> [Data records]:
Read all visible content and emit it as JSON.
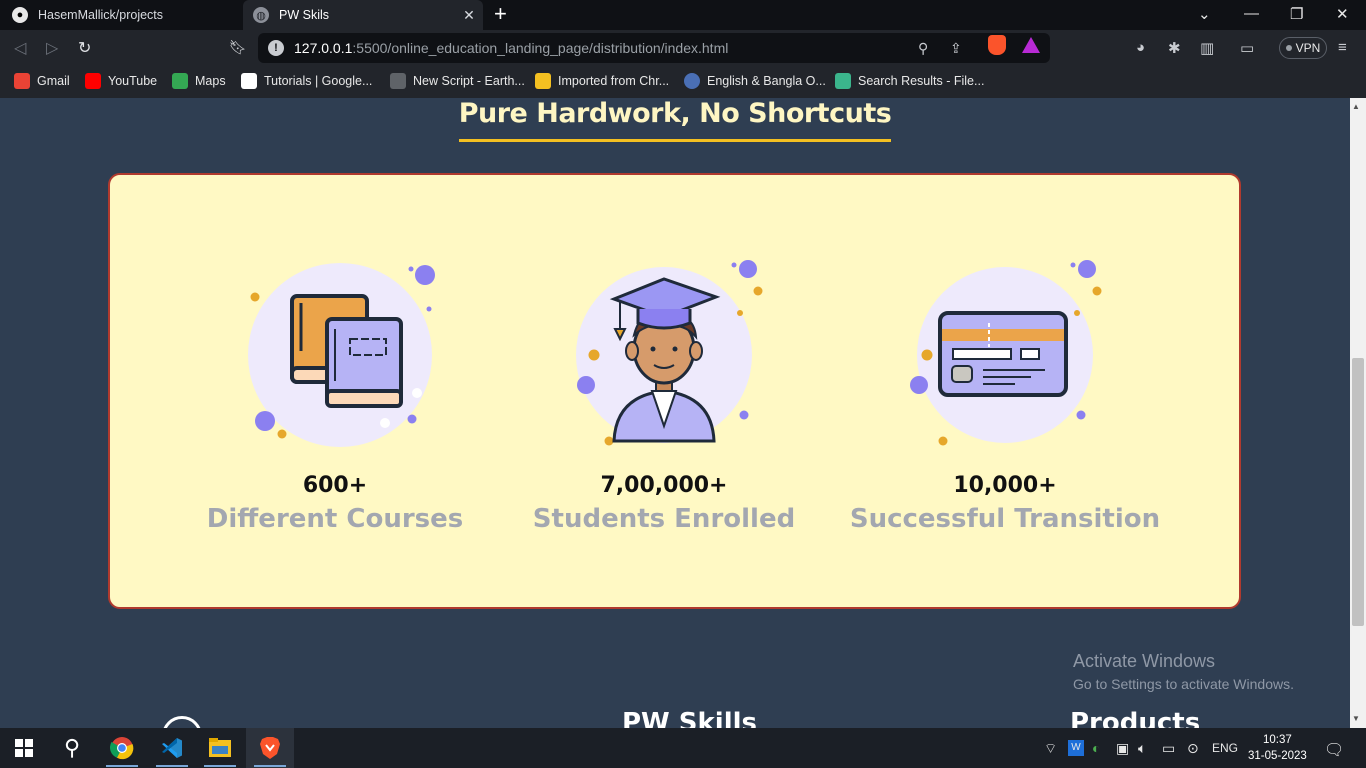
{
  "browser": {
    "tabs": [
      {
        "title": "HasemMallick/projects",
        "active": false,
        "icon": "github-icon"
      },
      {
        "title": "PW Skils",
        "active": true,
        "icon": "globe-icon"
      }
    ],
    "url_host": "127.0.0.1",
    "url_path": ":5500/online_education_landing_page/distribution/index.html",
    "vpn_label": "VPN",
    "bookmarks": [
      {
        "label": "Gmail",
        "icon": "gmail-icon",
        "color": "#ea4335"
      },
      {
        "label": "YouTube",
        "icon": "youtube-icon",
        "color": "#ff0000"
      },
      {
        "label": "Maps",
        "icon": "maps-icon",
        "color": "#34a853"
      },
      {
        "label": "Tutorials  |  Google...",
        "icon": "google-icon",
        "color": "#ffffff"
      },
      {
        "label": "New Script - Earth...",
        "icon": "earth-engine-icon",
        "color": "#5f6368"
      },
      {
        "label": "Imported from Chr...",
        "icon": "folder-icon",
        "color": "#f4c021"
      },
      {
        "label": "English & Bangla O...",
        "icon": "dictionary-icon",
        "color": "#4a6fb5"
      },
      {
        "label": "Search Results - File...",
        "icon": "filehippo-icon",
        "color": "#3bb58c"
      }
    ]
  },
  "page": {
    "section_title": "Pure Hardwork, No Shortcuts",
    "stats": [
      {
        "value": "600+",
        "label": "Different Courses",
        "icon": "books-icon"
      },
      {
        "value": "7,00,000+",
        "label": "Students Enrolled",
        "icon": "graduate-student-icon"
      },
      {
        "value": "10,000+",
        "label": "Successful Transition",
        "icon": "credit-card-icon"
      }
    ],
    "footer_peek": {
      "brand": "PW Skills",
      "products": "Products"
    }
  },
  "overlay": {
    "activate_title": "Activate Windows",
    "activate_sub": "Go to Settings to activate Windows."
  },
  "taskbar": {
    "language": "ENG",
    "time": "10:37",
    "date": "31-05-2023"
  },
  "colors": {
    "page_bg": "#2f3e52",
    "card_bg": "#fff9c4",
    "title": "#fef6c3",
    "underline": "#f4c021",
    "label_gray": "#a3a7b0",
    "illus_circle": "#eeeafc",
    "accent_purple": "#8b80f0",
    "accent_orange": "#e6a72b"
  }
}
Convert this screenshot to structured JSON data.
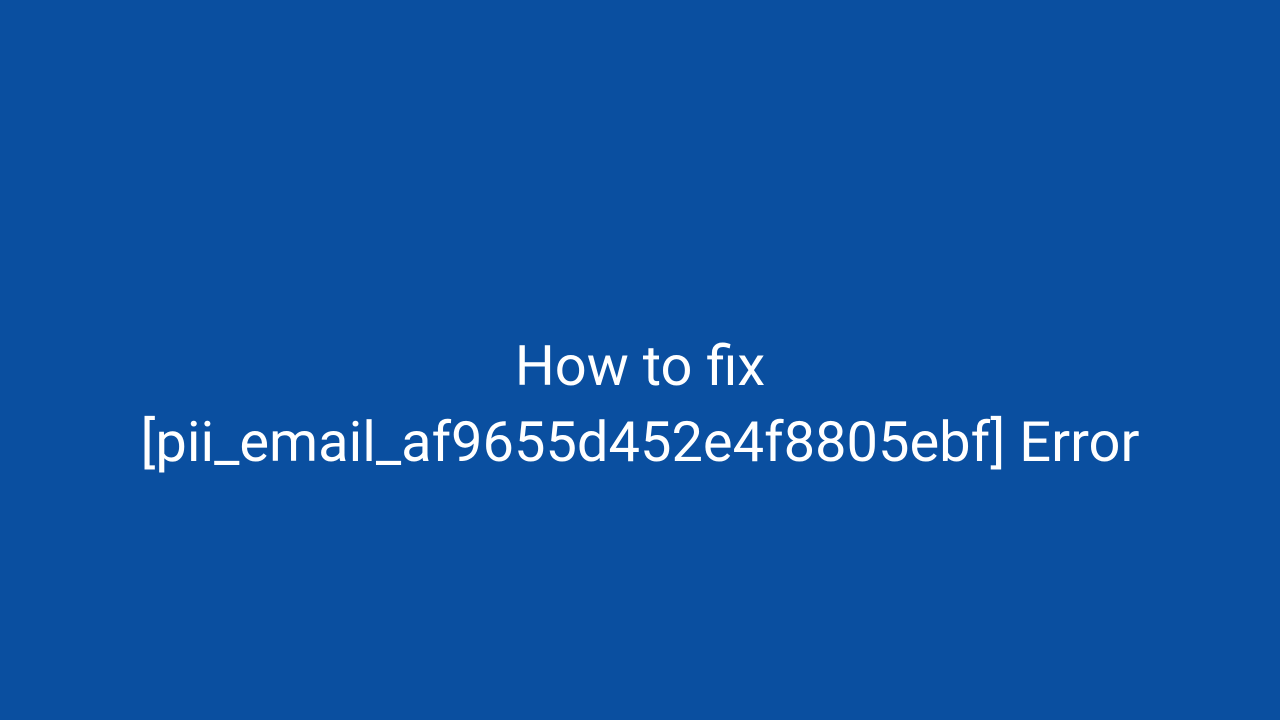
{
  "heading": {
    "line1": "How to  fix",
    "line2": "[pii_email_af9655d452e4f8805ebf] Error"
  },
  "colors": {
    "background": "#0a4fa0",
    "text": "#ffffff"
  }
}
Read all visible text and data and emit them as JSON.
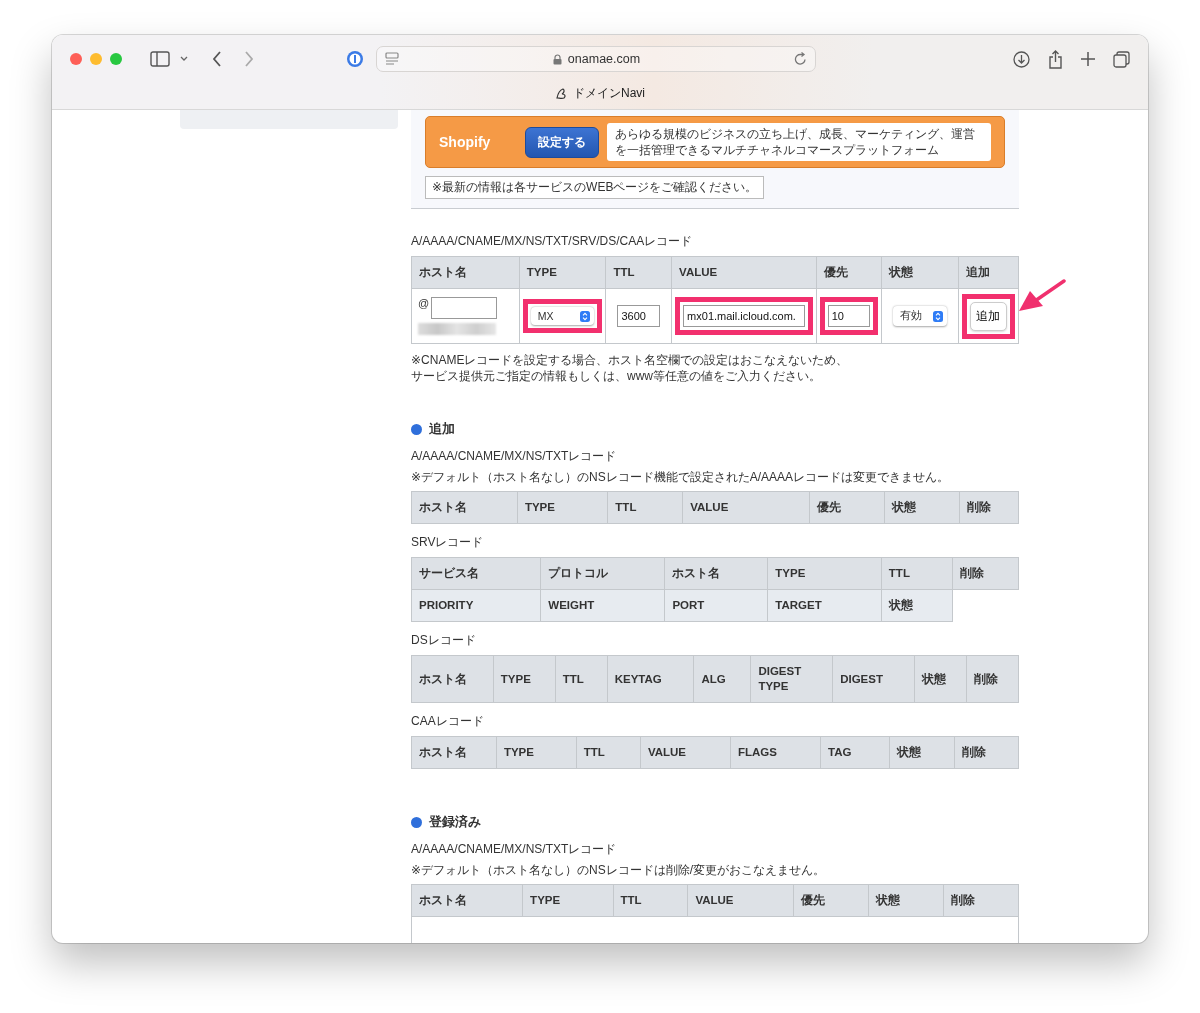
{
  "browser": {
    "url": "onamae.com",
    "tab_title": "ドメインNavi"
  },
  "banner": {
    "name": "Shopify",
    "button": "設定する",
    "description": "あらゆる規模のビジネスの立ち上げ、成長、マーケティング、運営を一括管理できるマルチチャネルコマースプラットフォーム"
  },
  "notice": "※最新の情報は各サービスのWEBページをご確認ください。",
  "add_form": {
    "title": "A/AAAA/CNAME/MX/NS/TXT/SRV/DS/CAAレコード",
    "columns": [
      "ホスト名",
      "TYPE",
      "TTL",
      "VALUE",
      "優先",
      "状態",
      "追加"
    ],
    "fields": [
      {
        "kind": "host",
        "prefix": "@",
        "highlighted": false
      },
      {
        "kind": "select",
        "value": "MX",
        "highlighted": true
      },
      {
        "kind": "text",
        "value": "3600",
        "highlighted": false
      },
      {
        "kind": "text",
        "value": "mx01.mail.icloud.com.",
        "highlighted": true
      },
      {
        "kind": "text",
        "value": "10",
        "highlighted": true
      },
      {
        "kind": "select",
        "value": "有効",
        "highlighted": false
      },
      {
        "kind": "button",
        "value": "追加",
        "highlighted": true
      }
    ],
    "notes": [
      "※CNAMEレコードを設定する場合、ホスト名空欄での設定はおこなえないため、",
      "サービス提供元ご指定の情報もしくは、www等任意の値をご入力ください。"
    ]
  },
  "sections": [
    {
      "heading": "追加",
      "tables": [
        {
          "title": "A/AAAA/CNAME/MX/NS/TXTレコード",
          "note": "※デフォルト（ホスト名なし）のNSレコード機能で設定されたA/AAAAレコードは変更できません。",
          "header_rows": [
            [
              "ホスト名",
              "TYPE",
              "TTL",
              "VALUE",
              "優先",
              "状態",
              "削除"
            ]
          ],
          "empty_row": false
        },
        {
          "title": "SRVレコード",
          "header_rows": [
            [
              "サービス名",
              "プロトコル",
              "ホスト名",
              "TYPE",
              "TTL",
              "削除"
            ],
            [
              "PRIORITY",
              "WEIGHT",
              "PORT",
              "TARGET",
              "状態"
            ]
          ],
          "empty_row": false
        },
        {
          "title": "DSレコード",
          "header_rows": [
            [
              "ホスト名",
              "TYPE",
              "TTL",
              "KEYTAG",
              "ALG",
              "DIGEST TYPE",
              "DIGEST",
              "状態",
              "削除"
            ]
          ],
          "empty_row": false
        },
        {
          "title": "CAAレコード",
          "header_rows": [
            [
              "ホスト名",
              "TYPE",
              "TTL",
              "VALUE",
              "FLAGS",
              "TAG",
              "状態",
              "削除"
            ]
          ],
          "empty_row": false
        }
      ]
    },
    {
      "heading": "登録済み",
      "tables": [
        {
          "title": "A/AAAA/CNAME/MX/NS/TXTレコード",
          "note": "※デフォルト（ホスト名なし）のNSレコードは削除/変更がおこなえません。",
          "header_rows": [
            [
              "ホスト名",
              "TYPE",
              "TTL",
              "VALUE",
              "優先",
              "状態",
              "削除"
            ]
          ],
          "empty_row": true
        }
      ]
    }
  ]
}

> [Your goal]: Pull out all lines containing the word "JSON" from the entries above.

> [Solution]:
Read all visible content and emit it as JSON.
Convert this screenshot to structured JSON data.
Read all visible text and data and emit them as JSON.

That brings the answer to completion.